A concerted response from the rail industry’s most prominent representative bodies condemned the move. Speaking together, the Rail Freight Group, the Railway Industry Association and the High Speed Rail Group (representing a wider range of stakeholders) issued a joint statement, condemning yet another U-turn by the government in London. They say six months ago the Golborne Link was included in the Integrated Rail Plan, as well as the HS2 Phase 2b bill. “The link has been budgeted for for HS2 and is necessary to allow adequate capacity on the national rail network to perform its vital function of handling domestic passenger and freight movements over longer distances,” their statement said. .

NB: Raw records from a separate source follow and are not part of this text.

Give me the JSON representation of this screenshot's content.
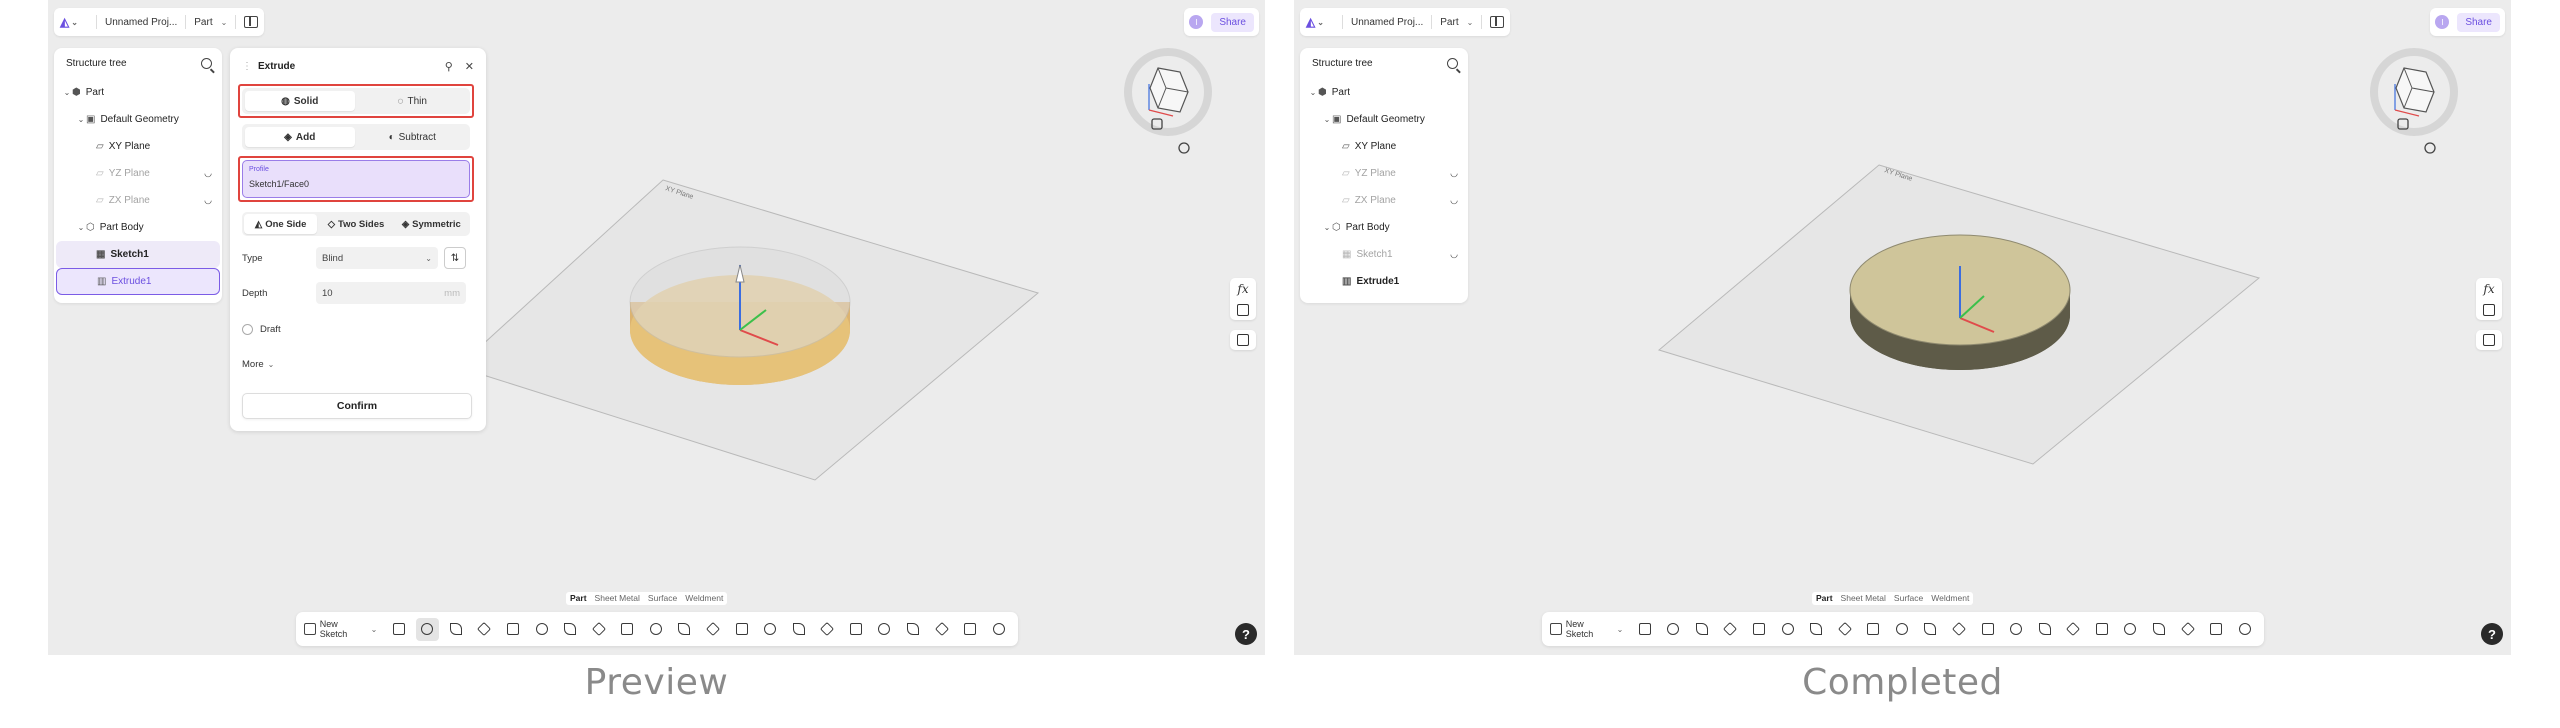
{
  "left": {
    "caption": "Preview",
    "topbar": {
      "project": "Unnamed Proj...",
      "mode": "Part"
    },
    "share": {
      "user_initial": "I",
      "label": "Share"
    },
    "tree": {
      "title": "Structure tree",
      "items": [
        {
          "label": "Part",
          "state": "normal"
        },
        {
          "label": "Default Geometry",
          "state": "normal"
        },
        {
          "label": "XY Plane",
          "state": "normal"
        },
        {
          "label": "YZ Plane",
          "state": "dim"
        },
        {
          "label": "ZX Plane",
          "state": "dim"
        },
        {
          "label": "Part Body",
          "state": "normal"
        },
        {
          "label": "Sketch1",
          "state": "selected"
        },
        {
          "label": "Extrude1",
          "state": "active"
        }
      ]
    },
    "extrude": {
      "title": "Extrude",
      "body_type": {
        "options": [
          "Solid",
          "Thin"
        ],
        "selected": "Solid"
      },
      "operation": {
        "options": [
          "Add",
          "Subtract"
        ],
        "selected": "Add"
      },
      "profile": {
        "label": "Profile",
        "value": "Sketch1/Face0"
      },
      "direction": {
        "options": [
          "One Side",
          "Two Sides",
          "Symmetric"
        ],
        "selected": "One Side"
      },
      "type": {
        "label": "Type",
        "value": "Blind"
      },
      "depth": {
        "label": "Depth",
        "value": "10",
        "unit": "mm"
      },
      "draft": {
        "label": "Draft"
      },
      "more": {
        "label": "More"
      },
      "confirm": "Confirm"
    },
    "plane_label": "XY Plane"
  },
  "right": {
    "caption": "Completed",
    "topbar": {
      "project": "Unnamed Proj...",
      "mode": "Part"
    },
    "share": {
      "user_initial": "I",
      "label": "Share"
    },
    "tree": {
      "title": "Structure tree",
      "items": [
        {
          "label": "Part",
          "state": "normal"
        },
        {
          "label": "Default Geometry",
          "state": "normal"
        },
        {
          "label": "XY Plane",
          "state": "normal"
        },
        {
          "label": "YZ Plane",
          "state": "dim"
        },
        {
          "label": "ZX Plane",
          "state": "dim"
        },
        {
          "label": "Part Body",
          "state": "normal"
        },
        {
          "label": "Sketch1",
          "state": "dim"
        },
        {
          "label": "Extrude1",
          "state": "bold"
        }
      ]
    },
    "plane_label": "XY Plane"
  },
  "mode_tabs": [
    "Part",
    "Sheet Metal",
    "Surface",
    "Weldment"
  ],
  "toolbar": {
    "new_sketch": "New Sketch"
  },
  "rail": {
    "fx": "fx"
  },
  "help": "?",
  "colors": {
    "accent": "#6b4fe0",
    "highlight_box": "#e0443e",
    "preview_disc": "#e8c47a",
    "completed_disc": "#cfc59a"
  }
}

In purely budgetary terms, the 3 billion pound (3.5 billion euro) price of the link represents around 3% of the total cost of the HS2 – according to current estimates. It is obvious that the cancellation is only motivated by a growing deficit in the British Treasury. “Without this connection, a bottleneck will be created north of Crewe on the West Coast Main Line, which in turn will negatively impact decarbonisation and leveling outcomes,” the joint statement said. Of the industry.
Scotland and Carlisle left in doubt

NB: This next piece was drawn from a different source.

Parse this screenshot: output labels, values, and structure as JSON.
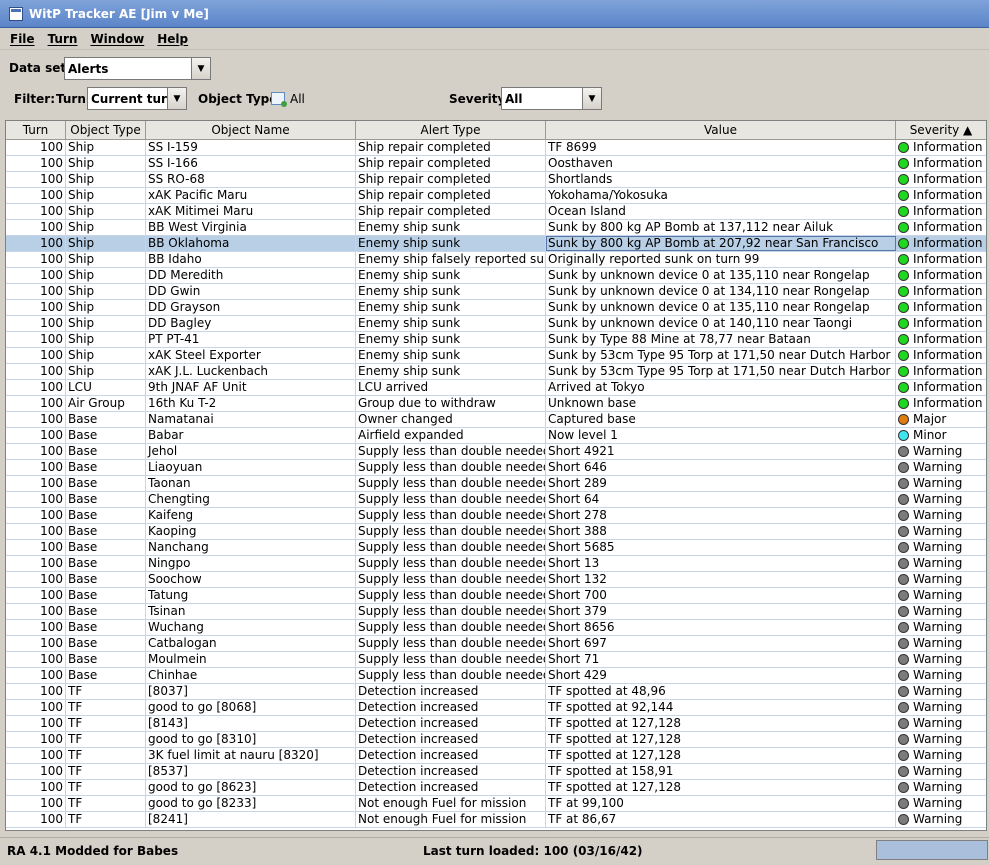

It is no surprise that Scottish interests feel cynically betrayed. Operationally, services to central Scotland may well still have to use WCML, at the risk of reducing freight growth on this route. West Coast traffic is a central part of the Scottish Government’s planning for rail freight and economic growth. Just across the border, plans were underway for HS2 trains to run – via the link – to Carlisle, a few miles on the English side. The regeneration ambitions of this city include a massive development of the main station to serve HS2 trains to Glasgow and Edinburgh. There are concerns about the future of these plans. “Such an important and strategic question about how HS2 services connect to Scotland cannot be left open or uncertain,” the rail industry’s joint statement said.

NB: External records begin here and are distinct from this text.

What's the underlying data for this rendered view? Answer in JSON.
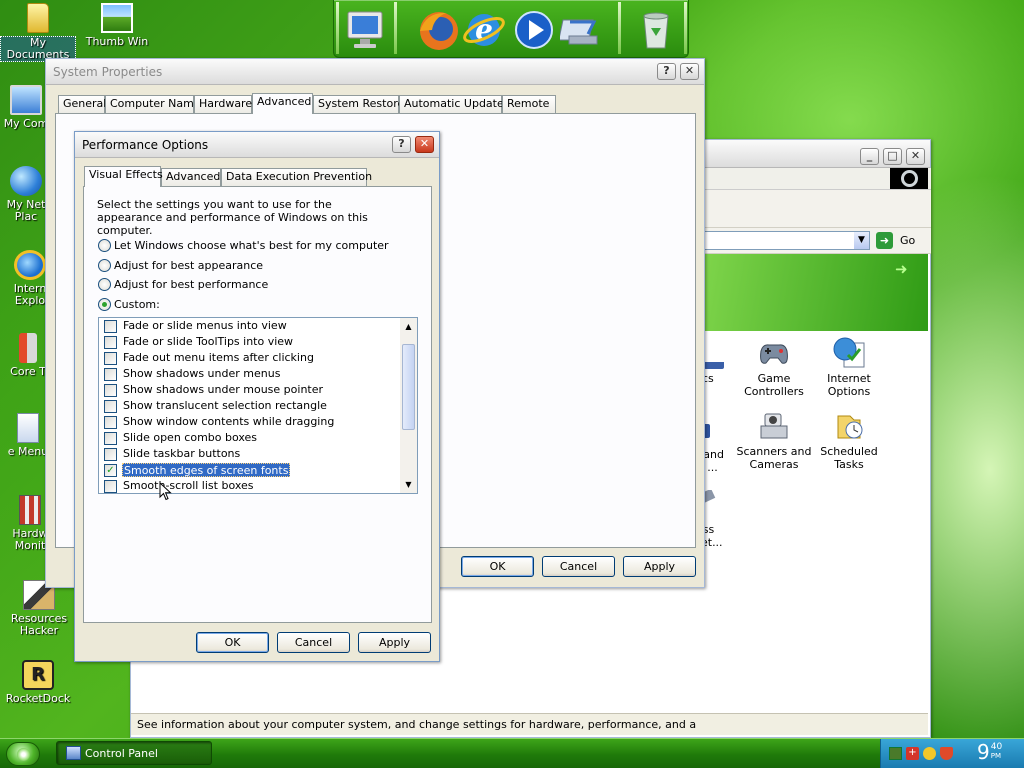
{
  "desktop": {
    "icons": [
      {
        "label": "My Documents",
        "icon": "folder-icon"
      },
      {
        "label": "Thumb Win",
        "icon": "photo-icon"
      },
      {
        "label": "My Com",
        "icon": "computer-icon"
      },
      {
        "label": "My Net",
        "label2": "Plac",
        "icon": "network-icon"
      },
      {
        "label": "Intern",
        "label2": "Explo",
        "icon": "internet-explorer-icon"
      },
      {
        "label": "Core T",
        "icon": "tool-icon"
      },
      {
        "label": "e Menu",
        "icon": "menu-icon"
      },
      {
        "label": "Hardw",
        "label2": "Monit",
        "icon": "hardware-monitor-icon"
      },
      {
        "label": "Resources",
        "label2": "Hacker",
        "icon": "resource-hacker-icon"
      },
      {
        "label": "RocketDock",
        "icon": "rocketdock-icon",
        "glyph_text": "R"
      }
    ]
  },
  "dock": {
    "items": [
      "monitor-icon",
      "firefox-icon",
      "internet-explorer-icon",
      "media-player-icon",
      "network-drive-icon",
      "recycle-bin-icon"
    ]
  },
  "system_properties": {
    "title": "System Properties",
    "tabs": [
      "General",
      "Computer Name",
      "Hardware",
      "Advanced",
      "System Restore",
      "Automatic Updates",
      "Remote"
    ],
    "active_tab": "Advanced",
    "buttons": {
      "ok": "OK",
      "cancel": "Cancel",
      "apply": "Apply"
    }
  },
  "control_panel": {
    "go_label": "Go",
    "items": [
      {
        "label": "Game",
        "label2": "Controllers",
        "icon": "game-controller-icon"
      },
      {
        "label": "Internet",
        "label2": "Options",
        "icon": "internet-options-icon"
      },
      {
        "label": "Scanners and",
        "label2": "Cameras",
        "icon": "scanner-camera-icon"
      },
      {
        "label": "Scheduled",
        "label2": "Tasks",
        "icon": "scheduled-tasks-icon"
      }
    ],
    "partial_labels": [
      "cs",
      "al and",
      "ge ...",
      "ess",
      "Set..."
    ],
    "status_text": "See information about your computer system, and change settings for hardware, performance, and automatic upda"
  },
  "performance_options": {
    "title": "Performance Options",
    "tabs": [
      "Visual Effects",
      "Advanced",
      "Data Execution Prevention"
    ],
    "active_tab": "Visual Effects",
    "description": "Select the settings you want to use for the appearance and performance of Windows on this computer.",
    "radios": [
      {
        "label": "Let Windows choose what's best for my computer",
        "checked": false
      },
      {
        "label": "Adjust for best appearance",
        "checked": false
      },
      {
        "label": "Adjust for best performance",
        "checked": false
      },
      {
        "label": "Custom:",
        "checked": true
      }
    ],
    "effects": [
      {
        "label": "Fade or slide menus into view",
        "checked": false
      },
      {
        "label": "Fade or slide ToolTips into view",
        "checked": false
      },
      {
        "label": "Fade out menu items after clicking",
        "checked": false
      },
      {
        "label": "Show shadows under menus",
        "checked": false
      },
      {
        "label": "Show shadows under mouse pointer",
        "checked": false
      },
      {
        "label": "Show translucent selection rectangle",
        "checked": false
      },
      {
        "label": "Show window contents while dragging",
        "checked": false
      },
      {
        "label": "Slide open combo boxes",
        "checked": false
      },
      {
        "label": "Slide taskbar buttons",
        "checked": false
      },
      {
        "label": "Smooth edges of screen fonts",
        "checked": true,
        "selected": true
      },
      {
        "label": "Smooth-scroll list boxes",
        "checked": false
      }
    ],
    "buttons": {
      "ok": "OK",
      "cancel": "Cancel",
      "apply": "Apply"
    }
  },
  "taskbar": {
    "task_label": "Control Panel",
    "clock": "9",
    "clock_minutes": "40",
    "clock_ampm": "PM"
  },
  "colors": {
    "selection": "#316ac5",
    "xp_button_border": "#003c74",
    "desktop_green": "#3ea515"
  }
}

The only murmur of approval was in Cheshire, the moderately well-to-do county through which the Golborne Link is said to have passed. Business and home owners, who have faced years of uncertainty and who have already had their premises and homes purchased to facilitate the project, breathed sighs of relief. There were few celebrations.
Citing a third document that takes notice of the Golborne Link, government sources defended the move. “Ahead of the Government’s response to the Union Connectivity Review, we can confirm that the Government will again consider alternatives which offer similar benefits to Scotland as the Golborne Link,” said Andrew Stevenson MP, Minister of State at the Ministry of Transport with responsibility for HS2.
“As long as these deliver for the taxpayer within the £96 billion [112 billion euro] allocated to the integrated rail plan, we will examine the possibility of alternatives bringing benefits earlier, improving Scottish services from Manchester and Manchester Airport, as well as from Birmingham and London. HS2 trains will continue to serve Wigan and Preston, as well as Lancaster, Cumbria and Scotland,” he said.
This article first appeared on RailFreight.com. Sister publication of RailTech.com.